**Brief**
Return every entry exactly as written, with the pictures removed.

(Data entries)

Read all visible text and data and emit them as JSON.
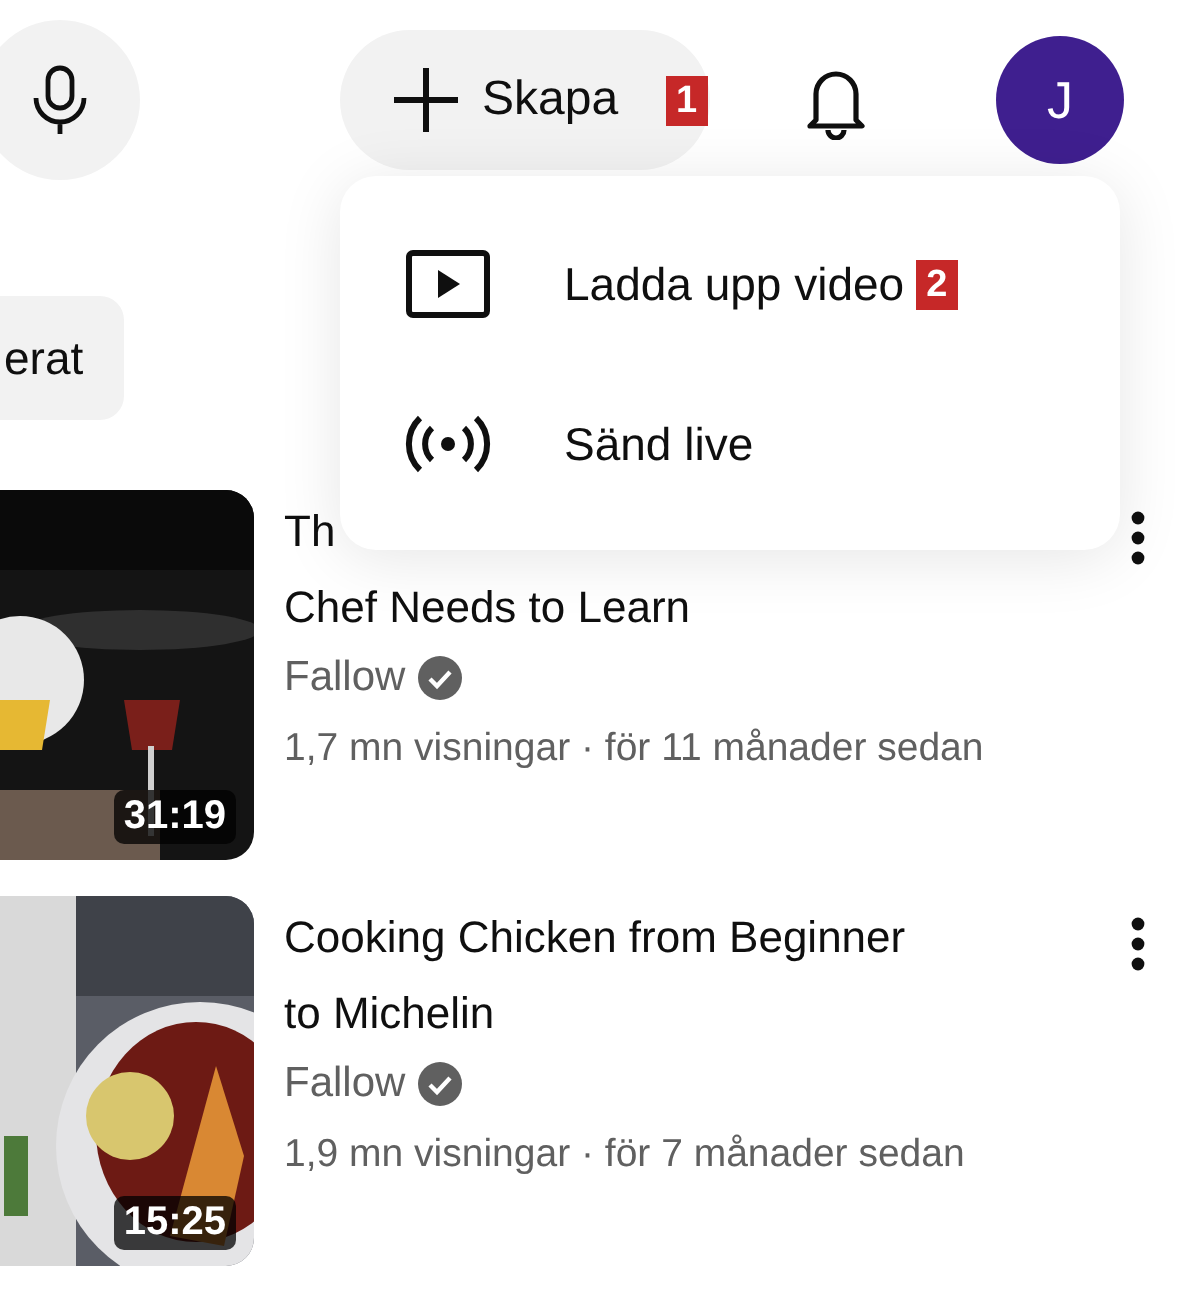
{
  "toolbar": {
    "create_button": {
      "label": "Skapa",
      "marker": "1"
    },
    "avatar": {
      "initial": "J"
    }
  },
  "create_menu": {
    "items": [
      {
        "kind": "upload",
        "label": "Ladda upp video",
        "marker": "2"
      },
      {
        "kind": "live",
        "label": "Sänd live"
      }
    ]
  },
  "filter_chip": {
    "label": "erat"
  },
  "videos": [
    {
      "duration": "31:19",
      "title_lines": [
        "Th",
        "Chef Needs to Learn"
      ],
      "channel": "Fallow",
      "verified": true,
      "meta": "1,7 mn visningar · för 11 månader sedan"
    },
    {
      "duration": "15:25",
      "title_lines": [
        "Cooking Chicken from Beginner",
        "to Michelin"
      ],
      "channel": "Fallow",
      "verified": true,
      "meta": "1,9 mn visningar · för 7 månader sedan"
    }
  ]
}
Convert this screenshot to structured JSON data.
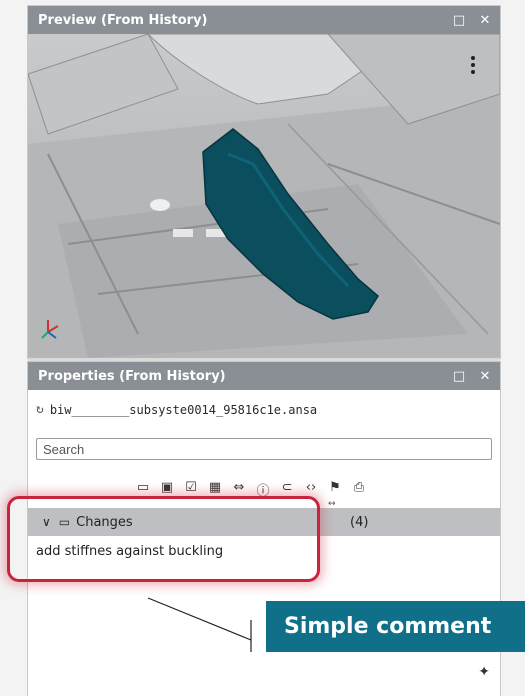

**Solution to this problem**
Read all visible text and data and emit them as JSON.
{
  "toolbar": {
    "create_button": {
      "label": "Skapa",
      "marker": "1"
    },
    "avatar": {
      "initial": "J"
    }
  },
  "create_menu": {
    "items": [
      {
        "kind": "upload",
        "label": "Ladda upp video",
        "marker": "2"
      },
      {
        "kind": "live",
        "label": "Sänd live"
      }
    ]
  },
  "filter_chip": {
    "label": "erat"
  },
  "videos": [
    {
      "duration": "31:19",
      "title_lines": [
        "Th",
        "Chef Needs to Learn"
      ],
      "channel": "Fallow",
      "verified": true,
      "meta": "1,7 mn visningar · för 11 månader sedan"
    },
    {
      "duration": "15:25",
      "title_lines": [
        "Cooking Chicken from Beginner",
        "to Michelin"
      ],
      "channel": "Fallow",
      "verified": true,
      "meta": "1,9 mn visningar · för 7 månader sedan"
    }
  ]
}
Convert this screenshot to structured JSON data.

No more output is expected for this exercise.